The current educational climate provides an environment which privileges cognitive knowledge over any other form of knowing, the assessment of which is largely documented through written form either by children or by adults on behalf of children. Teachers are encouraged to look for the holes in each child’s knowledge, as opposed to the whole of their being and knowing, and to measure this using language as opposed to any other form of sense-expression which might speak to a young child’s expertise.
Could you distinguish between a child that has a right to education and one which doesn’t? Meet Nyima, a young girl from a remote nepali community, whose family identity is not recognised or given any right to belong in their community. Hear her story of being released from total social oppression into an education and a future.
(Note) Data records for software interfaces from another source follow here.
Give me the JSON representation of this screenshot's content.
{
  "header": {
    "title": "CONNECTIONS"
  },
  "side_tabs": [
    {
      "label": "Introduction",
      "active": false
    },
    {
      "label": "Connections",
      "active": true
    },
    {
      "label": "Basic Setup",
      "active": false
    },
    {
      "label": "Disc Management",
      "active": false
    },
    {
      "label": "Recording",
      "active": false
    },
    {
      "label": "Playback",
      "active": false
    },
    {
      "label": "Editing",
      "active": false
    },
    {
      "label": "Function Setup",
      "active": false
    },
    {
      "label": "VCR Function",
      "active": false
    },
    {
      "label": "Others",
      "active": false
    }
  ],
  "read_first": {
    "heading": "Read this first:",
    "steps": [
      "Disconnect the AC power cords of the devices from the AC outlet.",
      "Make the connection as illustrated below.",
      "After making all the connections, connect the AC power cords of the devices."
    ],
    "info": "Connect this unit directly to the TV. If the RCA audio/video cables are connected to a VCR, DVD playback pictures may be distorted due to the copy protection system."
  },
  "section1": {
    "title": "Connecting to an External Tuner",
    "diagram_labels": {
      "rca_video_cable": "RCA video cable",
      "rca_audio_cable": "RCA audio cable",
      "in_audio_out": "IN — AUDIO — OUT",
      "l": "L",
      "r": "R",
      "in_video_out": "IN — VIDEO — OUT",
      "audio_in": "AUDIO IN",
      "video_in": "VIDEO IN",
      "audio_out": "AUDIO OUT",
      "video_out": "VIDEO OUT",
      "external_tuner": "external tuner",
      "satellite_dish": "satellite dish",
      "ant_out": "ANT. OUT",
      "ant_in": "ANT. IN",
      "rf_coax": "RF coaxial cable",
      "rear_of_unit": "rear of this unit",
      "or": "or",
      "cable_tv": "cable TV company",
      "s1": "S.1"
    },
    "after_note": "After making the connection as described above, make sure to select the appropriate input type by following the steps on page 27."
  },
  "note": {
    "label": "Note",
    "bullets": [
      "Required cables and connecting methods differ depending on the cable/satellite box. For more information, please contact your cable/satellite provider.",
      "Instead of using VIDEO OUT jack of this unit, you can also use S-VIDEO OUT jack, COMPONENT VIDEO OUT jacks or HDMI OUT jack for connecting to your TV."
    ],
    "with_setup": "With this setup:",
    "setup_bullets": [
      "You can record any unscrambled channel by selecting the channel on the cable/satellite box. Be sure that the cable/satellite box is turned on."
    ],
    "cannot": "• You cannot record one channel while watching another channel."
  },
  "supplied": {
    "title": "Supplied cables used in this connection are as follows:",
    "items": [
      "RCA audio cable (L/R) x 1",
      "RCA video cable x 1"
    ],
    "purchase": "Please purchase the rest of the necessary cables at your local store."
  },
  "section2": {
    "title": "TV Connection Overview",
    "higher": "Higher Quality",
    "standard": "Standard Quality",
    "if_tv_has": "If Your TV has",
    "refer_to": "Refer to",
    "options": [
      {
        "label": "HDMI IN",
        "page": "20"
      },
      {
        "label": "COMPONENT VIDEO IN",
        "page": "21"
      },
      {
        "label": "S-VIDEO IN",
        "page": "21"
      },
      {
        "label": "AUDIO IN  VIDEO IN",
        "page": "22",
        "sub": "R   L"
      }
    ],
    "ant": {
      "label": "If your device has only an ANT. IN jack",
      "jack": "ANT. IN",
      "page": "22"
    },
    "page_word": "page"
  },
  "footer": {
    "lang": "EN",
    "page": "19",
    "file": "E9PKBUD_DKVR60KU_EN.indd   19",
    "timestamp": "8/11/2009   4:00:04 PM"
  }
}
In this blog Earlyarts Director, Ruth Churchill Dower, explores how the arts can enable young children with selective mutism to communicate by connecting brains and bodies in new and creative ways and how a new PhD research programme will explore the impact of different art forms on early brain development.
Renowned theatre-maker, Amelia Bird, highlights the importance of rigorous research to demonstrate how their Speech Bubbles programme has a 'statistically significant impact on children’s spoken language, storytelling and social interaction abilities'.